▶ Data records for software interfaces:
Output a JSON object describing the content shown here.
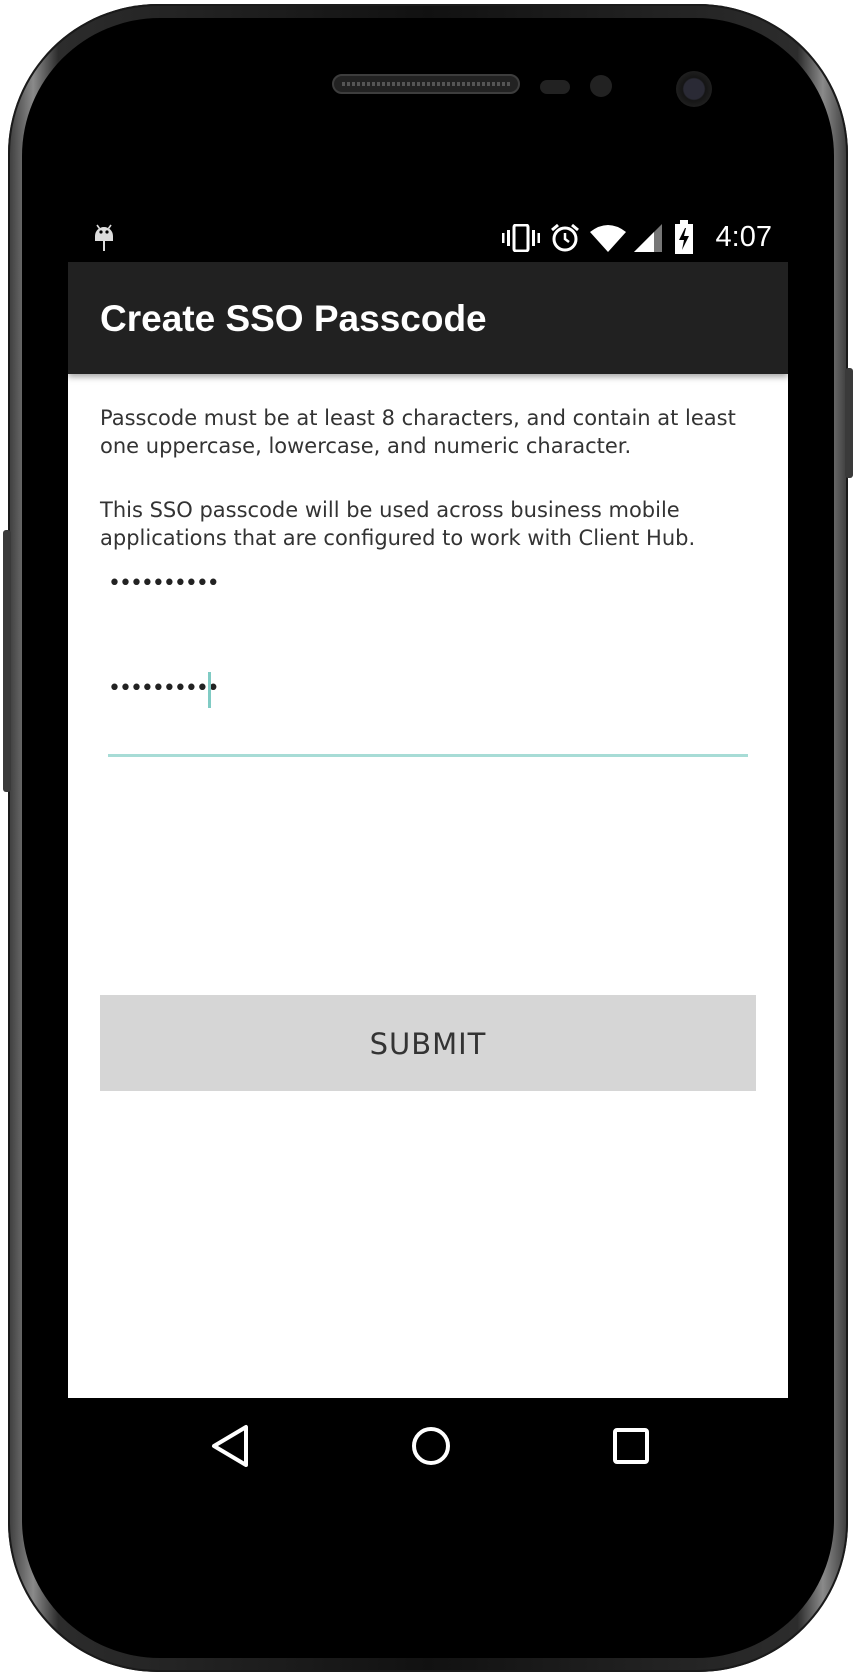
{
  "status_bar": {
    "time": "4:07",
    "icons": [
      "android-debug-icon",
      "vibrate-icon",
      "alarm-icon",
      "wifi-icon",
      "signal-icon",
      "battery-charging-icon"
    ]
  },
  "app_bar": {
    "title": "Create SSO Passcode"
  },
  "content": {
    "requirements_text": "Passcode must be at least 8 characters, and contain at least one uppercase, lowercase, and numeric character.",
    "info_text": "This SSO passcode will be used across business mobile applications that are configured to work with Client Hub.",
    "passcode_field": {
      "value": "••••••••••"
    },
    "confirm_field": {
      "value": "••••••••••"
    },
    "submit_label": "SUBMIT"
  },
  "nav_bar": {
    "buttons": [
      "back-icon",
      "home-icon",
      "recents-icon"
    ]
  },
  "colors": {
    "app_bar": "#212121",
    "accent": "#80cbc4",
    "button": "#d6d6d6"
  }
}
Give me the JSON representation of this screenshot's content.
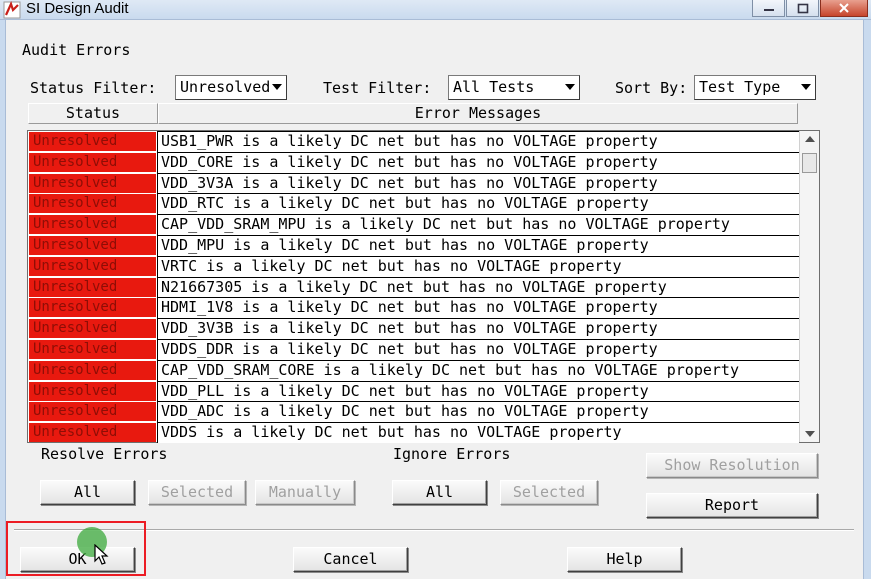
{
  "window": {
    "title": "SI Design Audit",
    "icon": "app-logo-icon",
    "controls": [
      "minimize-icon",
      "maximize-icon",
      "close-icon"
    ]
  },
  "section_title": "Audit Errors",
  "filters": {
    "status_label": "Status Filter:",
    "status_value": "Unresolved",
    "test_label": "Test Filter:",
    "test_value": "All Tests",
    "sort_label": "Sort By:",
    "sort_value": "Test Type"
  },
  "table": {
    "columns": [
      "Status",
      "Error Messages"
    ],
    "rows": [
      {
        "status": "Unresolved",
        "message": "USB1_PWR is a likely DC net but has no VOLTAGE property"
      },
      {
        "status": "Unresolved",
        "message": "VDD_CORE is a likely DC net but has no VOLTAGE property"
      },
      {
        "status": "Unresolved",
        "message": "VDD_3V3A is a likely DC net but has no VOLTAGE property"
      },
      {
        "status": "Unresolved",
        "message": "VDD_RTC is a likely DC net but has no VOLTAGE property"
      },
      {
        "status": "Unresolved",
        "message": "CAP_VDD_SRAM_MPU is a likely DC net but has no VOLTAGE property"
      },
      {
        "status": "Unresolved",
        "message": "VDD_MPU is a likely DC net but has no VOLTAGE property"
      },
      {
        "status": "Unresolved",
        "message": "VRTC is a likely DC net but has no VOLTAGE property"
      },
      {
        "status": "Unresolved",
        "message": "N21667305 is a likely DC net but has no VOLTAGE property"
      },
      {
        "status": "Unresolved",
        "message": "HDMI_1V8 is a likely DC net but has no VOLTAGE property"
      },
      {
        "status": "Unresolved",
        "message": "VDD_3V3B is a likely DC net but has no VOLTAGE property"
      },
      {
        "status": "Unresolved",
        "message": "VDDS_DDR is a likely DC net but has no VOLTAGE property"
      },
      {
        "status": "Unresolved",
        "message": "CAP_VDD_SRAM_CORE is a likely DC net but has no VOLTAGE property"
      },
      {
        "status": "Unresolved",
        "message": "VDD_PLL is a likely DC net but has no VOLTAGE property"
      },
      {
        "status": "Unresolved",
        "message": "VDD_ADC is a likely DC net but has no VOLTAGE property"
      },
      {
        "status": "Unresolved",
        "message": "VDDS is a likely DC net but has no VOLTAGE property"
      }
    ],
    "status_color": "#e8190f"
  },
  "resolve": {
    "label": "Resolve Errors",
    "all": "All",
    "selected": "Selected",
    "manually": "Manually"
  },
  "ignore": {
    "label": "Ignore Errors",
    "all": "All",
    "selected": "Selected"
  },
  "buttons": {
    "show_resolution": "Show Resolution",
    "report": "Report",
    "ok": "OK",
    "cancel": "Cancel",
    "help": "Help"
  },
  "highlight_color": "#ec1c24"
}
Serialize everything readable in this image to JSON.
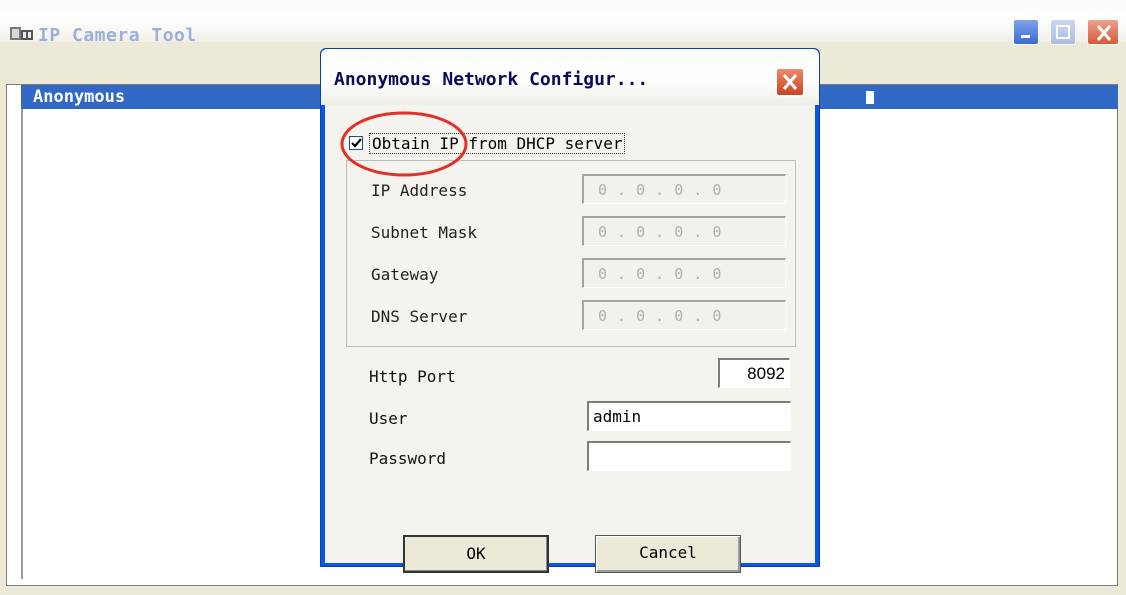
{
  "main_window": {
    "title": "IP Camera Tool",
    "list_header": "Anonymous"
  },
  "dialog": {
    "title": "Anonymous Network Configur...",
    "dhcp_label": "Obtain IP from DHCP server",
    "dhcp_checked": true,
    "ip_fields": [
      {
        "label": "IP Address",
        "value": "0 . 0 . 0 . 0"
      },
      {
        "label": "Subnet Mask",
        "value": "0 . 0 . 0 . 0"
      },
      {
        "label": "Gateway",
        "value": "0 . 0 . 0 . 0"
      },
      {
        "label": "DNS Server",
        "value": "0 . 0 . 0 . 0"
      }
    ],
    "http_port_label": "Http Port",
    "http_port_value": "8092",
    "user_label": "User",
    "user_value": "admin",
    "password_label": "Password",
    "password_value": "",
    "ok_label": "OK",
    "cancel_label": "Cancel"
  },
  "colors": {
    "selection_blue": "#3168c5",
    "dialog_frame": "#0b55e3",
    "highlight_red": "#e0302a",
    "close_red": "#d45a3c"
  },
  "icons": [
    "app-icon",
    "minimize-icon",
    "maximize-icon",
    "close-icon",
    "dialog-close-icon",
    "checkmark-icon"
  ]
}
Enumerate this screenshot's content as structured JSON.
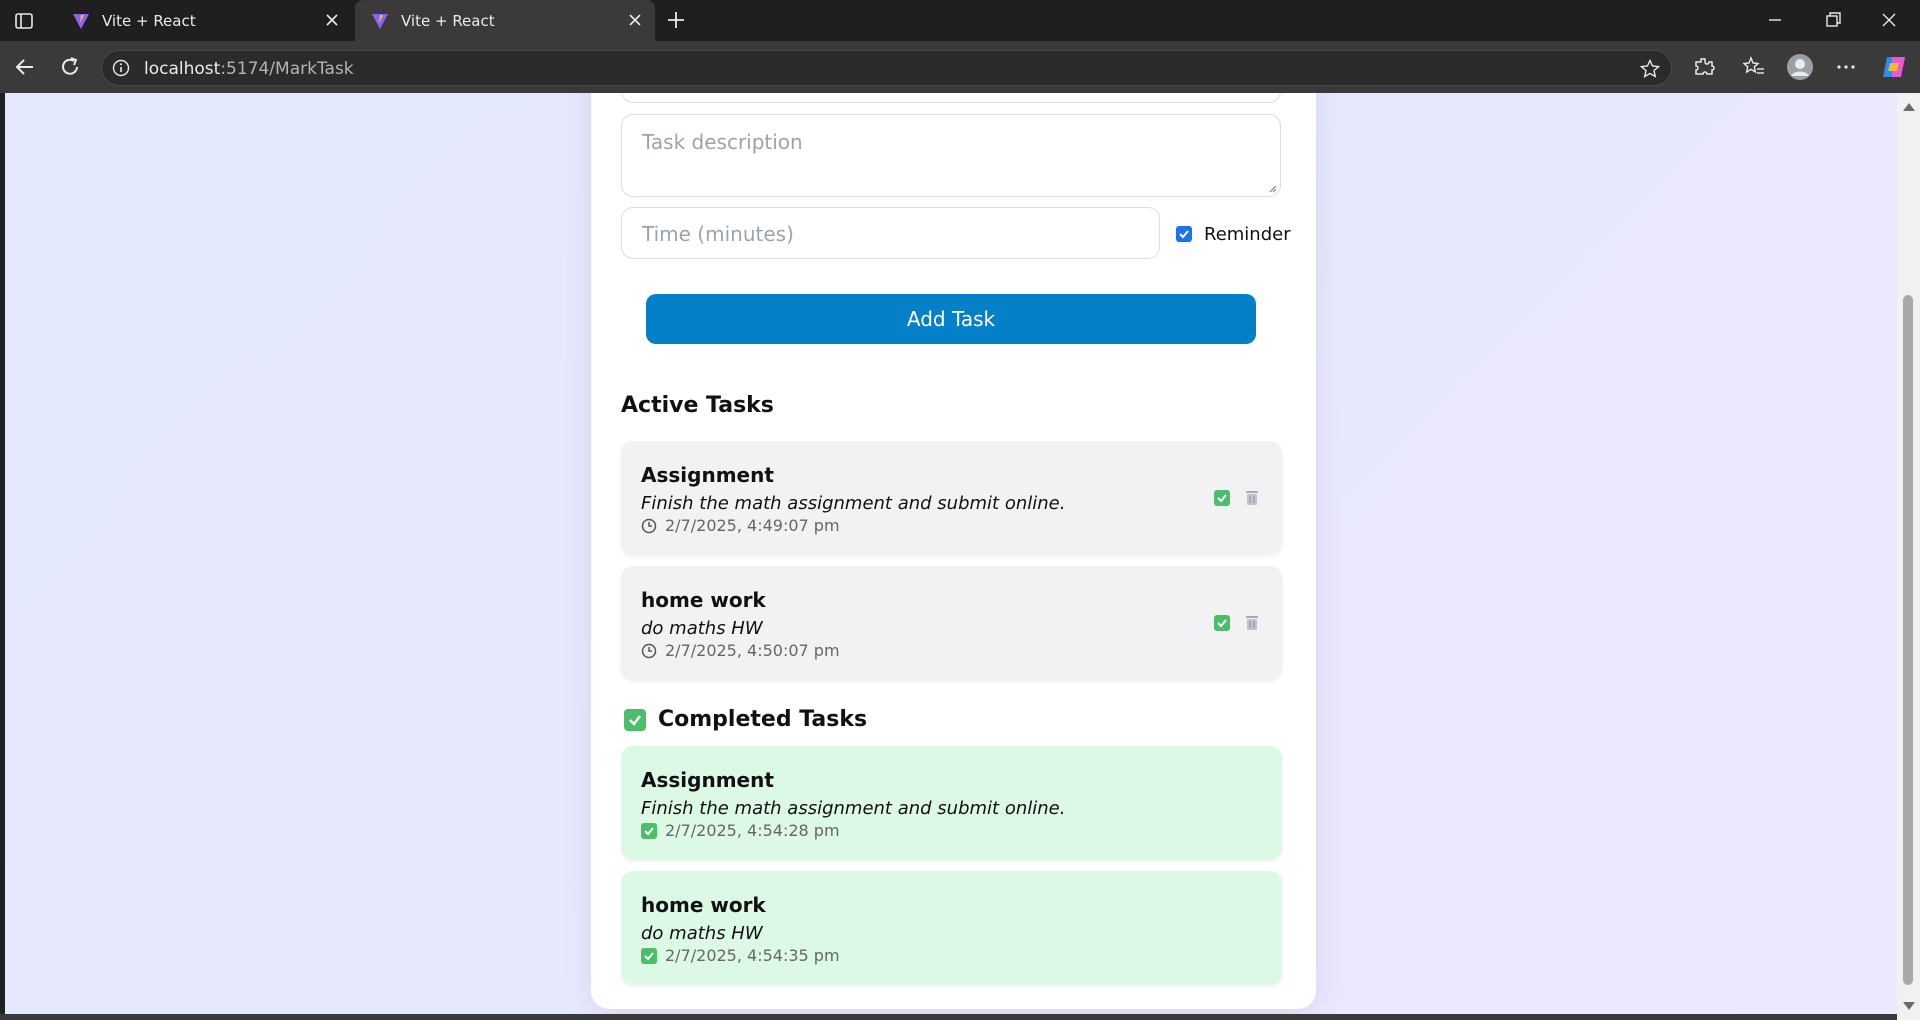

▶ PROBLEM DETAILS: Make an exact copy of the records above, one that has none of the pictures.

▶ TASK ANSWER:
Output a JSON object describing the content shown here.
{
  "status_bar": {
    "time": "4:07",
    "icons": [
      "android-debug-icon",
      "vibrate-icon",
      "alarm-icon",
      "wifi-icon",
      "signal-icon",
      "battery-charging-icon"
    ]
  },
  "app_bar": {
    "title": "Create SSO Passcode"
  },
  "content": {
    "requirements_text": "Passcode must be at least 8 characters, and contain at least one uppercase, lowercase, and numeric character.",
    "info_text": "This SSO passcode will be used across business mobile applications that are configured to work with Client Hub.",
    "passcode_field": {
      "value": "••••••••••"
    },
    "confirm_field": {
      "value": "••••••••••"
    },
    "submit_label": "SUBMIT"
  },
  "nav_bar": {
    "buttons": [
      "back-icon",
      "home-icon",
      "recents-icon"
    ]
  },
  "colors": {
    "app_bar": "#212121",
    "accent": "#80cbc4",
    "button": "#d6d6d6"
  }
}
Give me the JSON representation of this screenshot's content.
{
  "window": {
    "title": "SI Design Audit",
    "icon": "app-logo-icon",
    "controls": [
      "minimize-icon",
      "maximize-icon",
      "close-icon"
    ]
  },
  "section_title": "Audit Errors",
  "filters": {
    "status_label": "Status Filter:",
    "status_value": "Unresolved",
    "test_label": "Test Filter:",
    "test_value": "All Tests",
    "sort_label": "Sort By:",
    "sort_value": "Test Type"
  },
  "table": {
    "columns": [
      "Status",
      "Error Messages"
    ],
    "rows": [
      {
        "status": "Unresolved",
        "message": "USB1_PWR is a likely DC net but has no VOLTAGE property"
      },
      {
        "status": "Unresolved",
        "message": "VDD_CORE is a likely DC net but has no VOLTAGE property"
      },
      {
        "status": "Unresolved",
        "message": "VDD_3V3A is a likely DC net but has no VOLTAGE property"
      },
      {
        "status": "Unresolved",
        "message": "VDD_RTC is a likely DC net but has no VOLTAGE property"
      },
      {
        "status": "Unresolved",
        "message": "CAP_VDD_SRAM_MPU is a likely DC net but has no VOLTAGE property"
      },
      {
        "status": "Unresolved",
        "message": "VDD_MPU is a likely DC net but has no VOLTAGE property"
      },
      {
        "status": "Unresolved",
        "message": "VRTC is a likely DC net but has no VOLTAGE property"
      },
      {
        "status": "Unresolved",
        "message": "N21667305 is a likely DC net but has no VOLTAGE property"
      },
      {
        "status": "Unresolved",
        "message": "HDMI_1V8 is a likely DC net but has no VOLTAGE property"
      },
      {
        "status": "Unresolved",
        "message": "VDD_3V3B is a likely DC net but has no VOLTAGE property"
      },
      {
        "status": "Unresolved",
        "message": "VDDS_DDR is a likely DC net but has no VOLTAGE property"
      },
      {
        "status": "Unresolved",
        "message": "CAP_VDD_SRAM_CORE is a likely DC net but has no VOLTAGE property"
      },
      {
        "status": "Unresolved",
        "message": "VDD_PLL is a likely DC net but has no VOLTAGE property"
      },
      {
        "status": "Unresolved",
        "message": "VDD_ADC is a likely DC net but has no VOLTAGE property"
      },
      {
        "status": "Unresolved",
        "message": "VDDS is a likely DC net but has no VOLTAGE property"
      }
    ],
    "status_color": "#e8190f"
  },
  "resolve": {
    "label": "Resolve Errors",
    "all": "All",
    "selected": "Selected",
    "manually": "Manually"
  },
  "ignore": {
    "label": "Ignore Errors",
    "all": "All",
    "selected": "Selected"
  },
  "buttons": {
    "show_resolution": "Show Resolution",
    "report": "Report",
    "ok": "OK",
    "cancel": "Cancel",
    "help": "Help"
  },
  "highlight_color": "#ec1c24"
}
Serialize everything readable in this image to JSON.
{
  "main_window": {
    "title": "IP Camera Tool",
    "list_header": "Anonymous"
  },
  "dialog": {
    "title": "Anonymous Network Configur...",
    "dhcp_label": "Obtain IP from DHCP server",
    "dhcp_checked": true,
    "ip_fields": [
      {
        "label": "IP Address",
        "value": "0 . 0 . 0 . 0"
      },
      {
        "label": "Subnet Mask",
        "value": "0 . 0 . 0 . 0"
      },
      {
        "label": "Gateway",
        "value": "0 . 0 . 0 . 0"
      },
      {
        "label": "DNS Server",
        "value": "0 . 0 . 0 . 0"
      }
    ],
    "http_port_label": "Http Port",
    "http_port_value": "8092",
    "user_label": "User",
    "user_value": "admin",
    "password_label": "Password",
    "password_value": "",
    "ok_label": "OK",
    "cancel_label": "Cancel"
  },
  "colors": {
    "selection_blue": "#3168c5",
    "dialog_frame": "#0b55e3",
    "highlight_red": "#e0302a",
    "close_red": "#d45a3c"
  },
  "icons": [
    "app-icon",
    "minimize-icon",
    "maximize-icon",
    "close-icon",
    "dialog-close-icon",
    "checkmark-icon"
  ]
}
Enumerate this screenshot's content as structured JSON.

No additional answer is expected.